For that release, his defense team offered special conditions such installing a surveillance camera at the entrance to a specified residence for the former star executive and promising to use a cellphone and the internet only under specified conditions. The latest release requires similar restrictions, including not leaving the country, according to the court.
Ghosn's case has reignited criticism, both internally and internationally, against lengthy detentions without a trial or conviction in Japan, which critics call "hostage justice."
Ghosn led Nissan Motor Co. for two decades and was credited with steering the success of the global alliance with Renault SA of France and smaller Japanese automaker Mitsubishi Motors Corp.
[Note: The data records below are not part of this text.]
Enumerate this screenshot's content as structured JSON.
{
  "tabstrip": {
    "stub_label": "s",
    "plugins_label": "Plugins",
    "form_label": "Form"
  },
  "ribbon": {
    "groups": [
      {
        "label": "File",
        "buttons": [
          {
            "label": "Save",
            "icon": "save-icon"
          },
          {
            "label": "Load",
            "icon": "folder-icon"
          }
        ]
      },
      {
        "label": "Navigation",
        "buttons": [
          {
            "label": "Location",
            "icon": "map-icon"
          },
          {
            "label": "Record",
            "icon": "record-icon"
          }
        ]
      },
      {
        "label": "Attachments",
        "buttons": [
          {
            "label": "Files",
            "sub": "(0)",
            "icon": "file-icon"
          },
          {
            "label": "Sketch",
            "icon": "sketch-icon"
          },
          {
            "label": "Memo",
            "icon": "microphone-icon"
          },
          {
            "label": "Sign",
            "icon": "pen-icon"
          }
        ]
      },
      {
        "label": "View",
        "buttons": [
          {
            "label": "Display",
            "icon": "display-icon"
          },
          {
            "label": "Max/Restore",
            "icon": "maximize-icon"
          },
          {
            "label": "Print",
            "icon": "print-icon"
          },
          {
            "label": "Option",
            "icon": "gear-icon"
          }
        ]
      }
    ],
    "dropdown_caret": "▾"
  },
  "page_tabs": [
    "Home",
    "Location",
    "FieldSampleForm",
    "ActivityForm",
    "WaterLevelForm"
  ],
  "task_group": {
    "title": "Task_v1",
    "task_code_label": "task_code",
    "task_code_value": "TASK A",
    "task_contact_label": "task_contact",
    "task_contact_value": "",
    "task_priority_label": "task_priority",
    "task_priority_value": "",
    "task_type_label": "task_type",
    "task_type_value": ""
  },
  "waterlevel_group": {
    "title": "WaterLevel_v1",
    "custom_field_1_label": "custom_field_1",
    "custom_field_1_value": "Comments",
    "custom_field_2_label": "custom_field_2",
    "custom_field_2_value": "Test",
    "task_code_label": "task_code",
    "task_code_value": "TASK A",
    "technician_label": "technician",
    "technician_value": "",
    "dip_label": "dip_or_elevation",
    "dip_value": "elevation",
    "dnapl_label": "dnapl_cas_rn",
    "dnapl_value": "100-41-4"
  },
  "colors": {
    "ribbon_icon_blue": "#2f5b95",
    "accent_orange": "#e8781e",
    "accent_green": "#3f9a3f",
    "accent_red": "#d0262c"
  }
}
Nissan lowered its profit forecasts for the fiscal year through March for the second time Wednesday, acknowledging the downward revision reflected the fallout from the Ghosn scandal, as well as slowing markets and rising costs in some regions.
Ghosn's departure has raised questions about a potential leadership vacuum at Nissan, which he dominated until his arrest, and about the future of its alliance with Renault and Mitsubishi.
Renault owns 43 percent of Nissan, while Nissan owns 15 percent of Renault.
Nissan has promised to strengthen its corporate governance, but its image has suffered and sales have fallen, especially in France and Japan where Ghosn is well known.
Nissan, based in Yokohama, has declined comment on the criminal case against Ghosn. It has said an internal investigation found misconduct, and has ousted Ghosn from the board.
In a video statement released April 9, Ghosn said a few Nissan executives plotted against him in "a conspiracy."
A date for Ghosn's trial has not been set. In Japan, trial preparations tend to take months. Both sides have said that the case is complex. The allegations against him involve payments to a Saudi dealership, as well as funds paid to an Oman business that purportedly were diverted to entities run by Ghosn.
(FRANCE 24 with AP)